Tarnished yellow: Livestrong

Livestrong. That’s a strong statement that has rung a very bold and profound bell over the years. It came with a once thought as solid backbone from the cycling legend Lance Armstrong, whose legacy is all but being crushed and beaten into rubble by the towering U.S. Anti-Doping Agency testimonies of once close friends and athletic team mates.

But Armstrong’s situation is different. If you look at the history of cycling, many cyclists have been found guilty and tested positive for doping.  Some try and find methods that can give them an edge over competition and pass a drug test given by the USADA, but eventually they get caught one way or another.

Through the testimonies of the disgraced dopers, it soon became evident that everyone was on something. Erythropoietin, blood doping, stimulants and a list of other drugs are openly banned from the sport of cycling. These athletes are well aware of the consequences of being caught doping. Not only can they lose their careers, but they face national shame.

One of Armstrong’s former teammates, Tyler Hamilton, admitted to seeing Armstrong dope and acquiring banned stimulants and EPO from him. During an interview with “Sixty Minutes,” Hamilton said, “I saw [EPO] in his refrigerator…I saw him inject it more than one time like we all did, like I did many, many times.”

This is just one of the testimonies that 11 former teammates produced.  The USADA even produced 1000 pages of documentation that had evidence that Lance Armstrong performed doping.

Shortly after the USADA submitted a 200-page report on illegal drug use that Armstrong participated strongly in, the Union Cyclist Internationale stripped Armstrong of his seven Tour de France titles. With that came the avalanche of sponsors and endorsements punching out like a fighter pilot ejecting out an aircraft in flames. Nike, Oakley, Trek Bikes, RadioShack, Giro and Honey Stinger and even 24-Hour Fitness are stripping Armstrong’s name off their products.

Let’s not forget that Armstrong has helped thousands, if not millions, through charitable efforts and contributions though his establishment of his company, Livestrong. This isn’t a criminal we are talking about. But with all the razor-sharp allegations and multiple testimonies found against him you have to wonder, where is Armstrong’s credit? If he doped, would you forget that he could be the greatest fraud and cheat in cycling history? That he built every victory he gained with deceit and false advantages?

His sponsors can’t seem to deal with that thought. Even more so, neither can those that so proudly endorsed and contributed to Armstrong’s cause and athletic leap into space, which is now being reduced to rubble in the desert.  The worst of it has yet to come.  The statistics of what is to come financially for Armstrong is brutal in 2013.

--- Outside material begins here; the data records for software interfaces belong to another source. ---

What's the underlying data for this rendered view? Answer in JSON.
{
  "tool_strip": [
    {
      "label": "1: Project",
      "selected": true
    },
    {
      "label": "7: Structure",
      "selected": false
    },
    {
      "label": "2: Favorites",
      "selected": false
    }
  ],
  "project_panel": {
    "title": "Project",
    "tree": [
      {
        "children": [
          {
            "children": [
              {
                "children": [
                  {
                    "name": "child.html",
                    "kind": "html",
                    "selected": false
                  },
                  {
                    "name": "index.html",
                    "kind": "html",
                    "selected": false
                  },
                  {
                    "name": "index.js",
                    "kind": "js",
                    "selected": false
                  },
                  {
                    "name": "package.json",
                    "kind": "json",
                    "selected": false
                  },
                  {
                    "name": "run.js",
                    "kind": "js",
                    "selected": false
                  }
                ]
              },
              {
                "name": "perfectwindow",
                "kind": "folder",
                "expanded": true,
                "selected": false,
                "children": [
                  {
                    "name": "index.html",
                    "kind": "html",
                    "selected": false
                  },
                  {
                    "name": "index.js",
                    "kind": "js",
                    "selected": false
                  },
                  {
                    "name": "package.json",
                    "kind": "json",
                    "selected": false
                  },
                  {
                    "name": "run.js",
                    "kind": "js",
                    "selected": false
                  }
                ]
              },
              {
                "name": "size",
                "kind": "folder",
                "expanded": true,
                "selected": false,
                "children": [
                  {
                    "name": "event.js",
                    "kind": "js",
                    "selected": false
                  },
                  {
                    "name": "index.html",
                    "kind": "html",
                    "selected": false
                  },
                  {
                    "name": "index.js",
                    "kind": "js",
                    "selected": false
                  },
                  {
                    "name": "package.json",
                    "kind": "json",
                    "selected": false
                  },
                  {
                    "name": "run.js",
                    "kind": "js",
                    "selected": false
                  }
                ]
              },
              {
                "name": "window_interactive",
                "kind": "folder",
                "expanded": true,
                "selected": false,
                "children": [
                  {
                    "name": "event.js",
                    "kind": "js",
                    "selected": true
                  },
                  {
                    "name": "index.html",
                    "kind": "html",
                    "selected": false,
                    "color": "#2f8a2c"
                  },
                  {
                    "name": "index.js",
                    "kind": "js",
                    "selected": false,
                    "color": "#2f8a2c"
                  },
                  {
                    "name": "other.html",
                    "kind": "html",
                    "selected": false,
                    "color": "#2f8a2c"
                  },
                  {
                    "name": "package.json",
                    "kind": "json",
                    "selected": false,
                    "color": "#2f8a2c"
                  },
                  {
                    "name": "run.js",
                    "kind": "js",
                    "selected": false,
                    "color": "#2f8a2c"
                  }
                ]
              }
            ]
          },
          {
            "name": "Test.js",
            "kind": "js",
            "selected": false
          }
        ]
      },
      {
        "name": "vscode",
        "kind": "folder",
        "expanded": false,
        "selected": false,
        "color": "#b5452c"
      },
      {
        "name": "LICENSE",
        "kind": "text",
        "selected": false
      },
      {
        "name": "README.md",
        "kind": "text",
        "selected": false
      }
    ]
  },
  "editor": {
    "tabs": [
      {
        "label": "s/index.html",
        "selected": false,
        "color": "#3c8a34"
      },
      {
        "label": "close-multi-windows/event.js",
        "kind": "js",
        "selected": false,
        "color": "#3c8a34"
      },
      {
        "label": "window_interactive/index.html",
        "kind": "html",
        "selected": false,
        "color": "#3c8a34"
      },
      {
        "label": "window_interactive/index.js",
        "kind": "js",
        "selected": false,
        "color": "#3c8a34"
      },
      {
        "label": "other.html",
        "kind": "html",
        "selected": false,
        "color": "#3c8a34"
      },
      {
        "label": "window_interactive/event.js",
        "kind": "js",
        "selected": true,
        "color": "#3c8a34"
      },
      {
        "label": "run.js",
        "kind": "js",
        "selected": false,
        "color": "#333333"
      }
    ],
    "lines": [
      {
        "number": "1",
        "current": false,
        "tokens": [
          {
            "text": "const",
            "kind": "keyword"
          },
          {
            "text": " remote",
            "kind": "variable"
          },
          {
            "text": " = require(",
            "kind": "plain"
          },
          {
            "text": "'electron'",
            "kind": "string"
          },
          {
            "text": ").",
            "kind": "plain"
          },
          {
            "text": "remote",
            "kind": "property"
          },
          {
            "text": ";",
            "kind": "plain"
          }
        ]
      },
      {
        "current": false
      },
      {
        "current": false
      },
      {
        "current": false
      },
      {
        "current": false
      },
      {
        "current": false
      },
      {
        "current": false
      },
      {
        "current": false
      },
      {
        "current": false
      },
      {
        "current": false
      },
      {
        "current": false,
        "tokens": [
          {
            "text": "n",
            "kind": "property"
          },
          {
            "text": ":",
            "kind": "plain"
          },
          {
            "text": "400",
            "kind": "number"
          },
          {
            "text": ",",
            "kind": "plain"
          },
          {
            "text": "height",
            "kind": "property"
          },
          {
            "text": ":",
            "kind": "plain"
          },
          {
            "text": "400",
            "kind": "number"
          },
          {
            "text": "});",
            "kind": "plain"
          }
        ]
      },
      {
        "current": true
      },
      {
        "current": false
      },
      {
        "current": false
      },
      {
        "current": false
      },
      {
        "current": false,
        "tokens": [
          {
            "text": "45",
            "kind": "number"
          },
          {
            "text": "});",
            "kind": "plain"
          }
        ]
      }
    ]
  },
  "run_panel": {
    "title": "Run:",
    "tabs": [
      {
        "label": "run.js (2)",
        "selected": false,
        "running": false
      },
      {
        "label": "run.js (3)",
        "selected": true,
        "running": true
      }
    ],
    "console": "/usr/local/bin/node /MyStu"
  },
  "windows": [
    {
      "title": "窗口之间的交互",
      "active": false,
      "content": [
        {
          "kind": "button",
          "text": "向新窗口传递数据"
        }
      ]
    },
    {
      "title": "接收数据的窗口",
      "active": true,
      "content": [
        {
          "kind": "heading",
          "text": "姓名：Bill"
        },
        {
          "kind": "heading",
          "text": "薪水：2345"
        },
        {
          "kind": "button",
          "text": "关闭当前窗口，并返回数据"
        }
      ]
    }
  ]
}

A sea of issues and closed cases have reopened since the USADA and UCI have officially dethroned Armstrong. With a net worth of $125 million, Armstrong could be dropping $30 million in endorsements on top of the prize money he has to pay back in the very near future.

Can it really be true that in an era where nearly every cyclist was doping that the great Armstrong was clean? Was he such an illustrious athlete that he could go on to win seven Tour de France titles against juiced cyclists?

Armstrong is the only one who knows what he did. His teammates couldn’t beat the truth; they couldn’t out-race the guilt from tracking them down and getting them to drop medals of merit and titles that they didn’t earn fairly. Armstrong might have been an epic athlete and hero for many, but if there’s one thing he can’t beat, it’s the truth. If he can’t preserve his honor and if he has been lying all these years, well then ladies and gentlemen, what we have here is one of the greatest athletic cheaters and frauds of this decade.